=== Directions for this task ===
For the string "title", find every matching line in the records and copy it.

=== Information given ===
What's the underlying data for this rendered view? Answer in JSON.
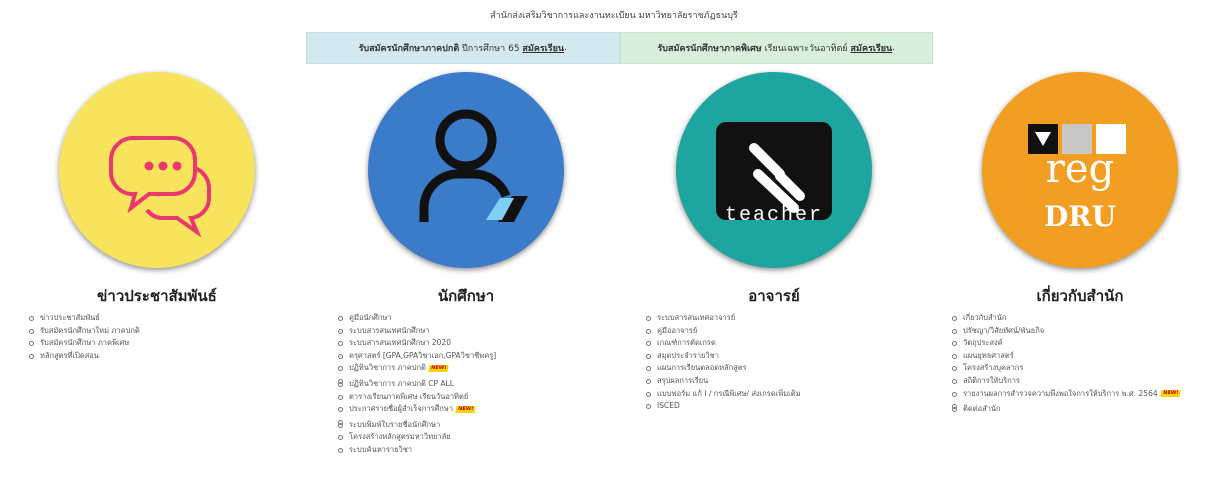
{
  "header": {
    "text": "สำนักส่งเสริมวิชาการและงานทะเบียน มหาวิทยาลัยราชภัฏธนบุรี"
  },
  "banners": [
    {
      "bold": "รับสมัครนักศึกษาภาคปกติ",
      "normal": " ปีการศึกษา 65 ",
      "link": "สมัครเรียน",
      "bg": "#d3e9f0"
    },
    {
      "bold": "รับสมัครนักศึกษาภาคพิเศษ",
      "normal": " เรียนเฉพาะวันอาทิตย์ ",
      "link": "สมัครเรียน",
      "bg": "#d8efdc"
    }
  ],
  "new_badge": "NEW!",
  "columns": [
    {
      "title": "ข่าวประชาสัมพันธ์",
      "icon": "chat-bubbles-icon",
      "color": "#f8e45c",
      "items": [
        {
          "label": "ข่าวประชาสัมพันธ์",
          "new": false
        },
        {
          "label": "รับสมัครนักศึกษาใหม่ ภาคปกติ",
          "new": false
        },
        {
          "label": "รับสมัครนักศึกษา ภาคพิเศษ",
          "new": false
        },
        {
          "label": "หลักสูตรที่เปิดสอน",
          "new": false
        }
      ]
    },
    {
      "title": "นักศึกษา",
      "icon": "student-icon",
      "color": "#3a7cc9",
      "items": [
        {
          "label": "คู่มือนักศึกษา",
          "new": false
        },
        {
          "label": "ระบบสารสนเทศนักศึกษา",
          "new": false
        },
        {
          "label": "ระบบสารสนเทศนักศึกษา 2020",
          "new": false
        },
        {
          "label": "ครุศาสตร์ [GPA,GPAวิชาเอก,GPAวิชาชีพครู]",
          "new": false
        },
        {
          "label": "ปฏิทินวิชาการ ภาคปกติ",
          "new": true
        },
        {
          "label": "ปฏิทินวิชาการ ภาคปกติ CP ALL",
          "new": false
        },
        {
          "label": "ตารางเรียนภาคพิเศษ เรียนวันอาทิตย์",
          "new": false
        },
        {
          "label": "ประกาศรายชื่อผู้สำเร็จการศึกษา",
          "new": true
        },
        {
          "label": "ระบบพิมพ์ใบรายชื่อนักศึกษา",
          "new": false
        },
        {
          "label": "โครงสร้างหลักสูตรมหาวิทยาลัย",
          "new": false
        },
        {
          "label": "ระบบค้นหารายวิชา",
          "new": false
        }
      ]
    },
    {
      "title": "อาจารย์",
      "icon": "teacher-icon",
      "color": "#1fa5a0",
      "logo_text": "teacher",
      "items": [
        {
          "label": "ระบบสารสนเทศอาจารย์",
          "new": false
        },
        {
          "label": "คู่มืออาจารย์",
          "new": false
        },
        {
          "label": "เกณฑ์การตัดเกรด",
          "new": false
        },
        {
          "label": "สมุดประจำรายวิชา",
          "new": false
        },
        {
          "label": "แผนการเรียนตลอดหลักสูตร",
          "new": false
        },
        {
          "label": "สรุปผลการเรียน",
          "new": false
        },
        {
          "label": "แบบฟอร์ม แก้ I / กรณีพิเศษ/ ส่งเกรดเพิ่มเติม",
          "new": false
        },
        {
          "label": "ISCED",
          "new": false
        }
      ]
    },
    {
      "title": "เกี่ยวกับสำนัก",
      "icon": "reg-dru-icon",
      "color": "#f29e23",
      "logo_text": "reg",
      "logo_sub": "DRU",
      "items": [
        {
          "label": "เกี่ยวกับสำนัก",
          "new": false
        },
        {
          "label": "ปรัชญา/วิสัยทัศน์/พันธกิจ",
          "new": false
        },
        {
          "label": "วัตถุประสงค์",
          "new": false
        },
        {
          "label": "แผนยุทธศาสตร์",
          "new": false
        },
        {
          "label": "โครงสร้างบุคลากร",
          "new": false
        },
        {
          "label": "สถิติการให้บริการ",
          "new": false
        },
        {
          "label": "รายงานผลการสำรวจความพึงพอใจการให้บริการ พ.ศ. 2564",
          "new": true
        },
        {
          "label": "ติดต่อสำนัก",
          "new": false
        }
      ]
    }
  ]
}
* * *
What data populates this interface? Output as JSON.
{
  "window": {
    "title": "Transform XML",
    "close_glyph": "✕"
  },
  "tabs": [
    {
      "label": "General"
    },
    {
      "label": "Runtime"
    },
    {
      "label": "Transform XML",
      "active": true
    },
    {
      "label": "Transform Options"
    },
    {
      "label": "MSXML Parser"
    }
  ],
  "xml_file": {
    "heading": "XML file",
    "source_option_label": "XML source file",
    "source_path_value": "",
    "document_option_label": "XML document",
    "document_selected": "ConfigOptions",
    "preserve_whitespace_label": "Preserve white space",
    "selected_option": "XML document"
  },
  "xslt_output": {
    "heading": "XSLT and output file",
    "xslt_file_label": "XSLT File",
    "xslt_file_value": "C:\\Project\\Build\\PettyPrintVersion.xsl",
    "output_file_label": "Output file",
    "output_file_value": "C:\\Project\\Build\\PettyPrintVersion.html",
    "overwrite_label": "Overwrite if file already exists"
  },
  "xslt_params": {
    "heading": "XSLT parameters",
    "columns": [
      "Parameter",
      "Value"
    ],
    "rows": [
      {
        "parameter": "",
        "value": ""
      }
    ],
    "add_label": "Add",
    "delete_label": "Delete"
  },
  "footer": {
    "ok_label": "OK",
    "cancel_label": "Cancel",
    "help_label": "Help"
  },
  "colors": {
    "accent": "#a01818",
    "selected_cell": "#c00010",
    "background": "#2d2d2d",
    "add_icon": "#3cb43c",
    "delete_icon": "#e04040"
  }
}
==
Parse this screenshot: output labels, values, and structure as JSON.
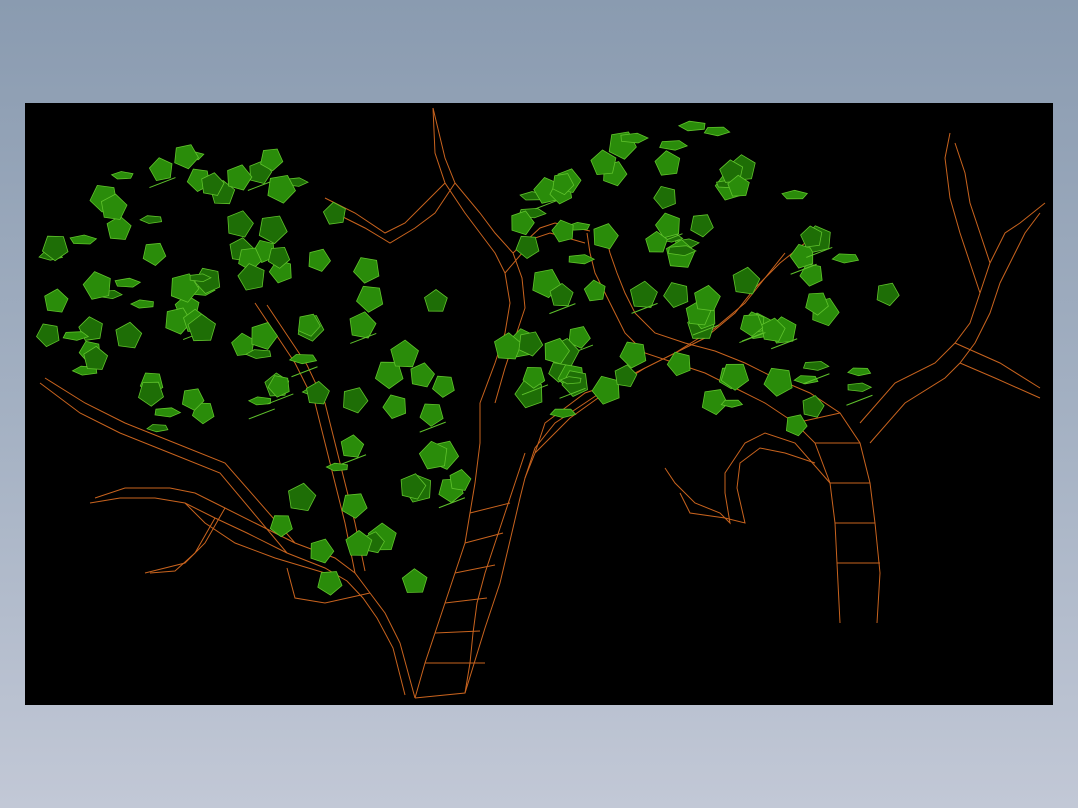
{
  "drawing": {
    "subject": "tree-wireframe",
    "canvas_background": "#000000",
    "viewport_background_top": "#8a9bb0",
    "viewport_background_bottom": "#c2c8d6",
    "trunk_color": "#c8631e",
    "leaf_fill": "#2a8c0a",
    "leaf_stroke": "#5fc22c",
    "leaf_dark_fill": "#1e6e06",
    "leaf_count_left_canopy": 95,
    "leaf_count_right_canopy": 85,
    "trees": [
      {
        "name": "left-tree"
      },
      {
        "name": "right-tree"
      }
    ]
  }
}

=== Your solution ===
      "title": "ข่าวประชาสัมพันธ์",
      "title": "นักศึกษา",
      "title": "อาจารย์",
      "title": "เกี่ยวกับสำนัก",
    "title": "Transform XML",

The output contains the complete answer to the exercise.